  • Simplifies your management requirements
    With a simpler, leaner common network architecture, services are easier to deploy, manage, and maintain.
  • Scale your network – not your complexity
    By converging and simplifying your network, you open the door to greater scalability. As converged packet (Ethernet, MPLS, IP, SR) networking equipment seamlessly integrates the optical layer, it can scale programmatically to deliver 100G to 400G and beyond. This means you can maintain pace with your customers’ growing bandwidth demands in a quicker and far more efficient manner.

A holistic end-to-end networking approach allows you to meet growing traffic demands while simultaneously improving operational efficiency. Ciena’s Adaptive IP, with its programmable infrastructure, application-specific IP features, and intelligent automation, takes you to new levels of network scalability, performance, and control. more>


Updates from Chicago Booth

Think you’re not racist?
Research uncovers our secret prejudices, and ways to overcome them
By Alice G. Walton – It has been 50 years since the Civil Rights Act outlawed discrimination based on race, color, religion, sex, or national origin. The landmark legislation marked the end of the era of legalized racism. Now some affirmative action programs, created to encourage and promote diversity and the presence of underrepresented minorities, are being rolled back.

However, while overt racism may be on the wane in the US, research suggests it remains just below the surface. Very few people would admit to being biased, yet there’s strong evidence that biases continue, often under the level of our expression and of our awareness.
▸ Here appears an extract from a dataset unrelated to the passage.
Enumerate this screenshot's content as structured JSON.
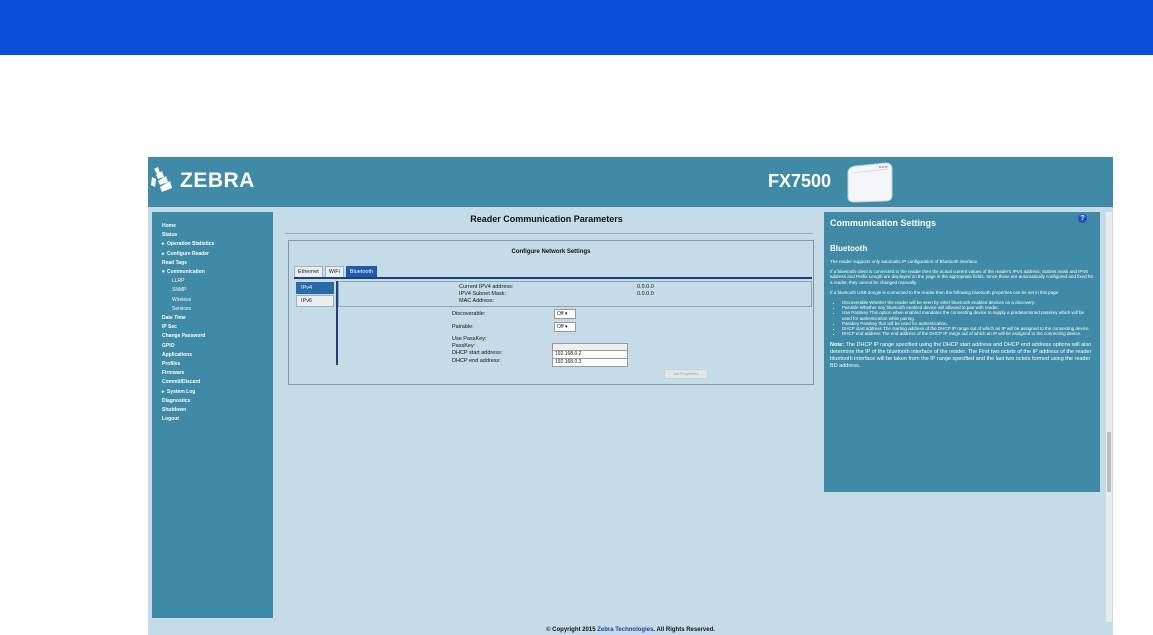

Ten years ago Marianne Betrand, Chris P. Dialynas Distinguished Service Professor of Economics at Chicago Booth, and Sendhil Mullainathan, then at MIT, published a famous study entitled, “Are Emily and Greg More Employable Than Lakisha and Jamal? A Field Experiment on Labor Market Discrimination,” in which 5,000 fictitious resumes were sent in response to 1,300 job postings in Chicago and Boston. The resumes were either “high quality” or “low quality,” varying in the typical things that set resumes apart—job and internship experiences, academic institutions, and languages spoken. Then, the team randomly assigned either a “white-sounding” name, such as Emily Walsh, or an “African American–sounding” name, such as Lakisha Washington, to each resume.

The results were unambiguous. White-sounding applicants got 50% more callbacks than African American–sounding candidates. This didn’t seem to be a matter of how common the names were or the apparent social status of the applicant, but simply a function of what the names suggested about the race of the fictional applicants.

Even more disturbingly, white applicants with higher-quality resumes had a strong advantage over their African American peers. The authors suggest that this makes it less enticing for African Americans to develop high-quality resumes, which makes hiring discrimination part of a destructive cycle. more> [VIDEO]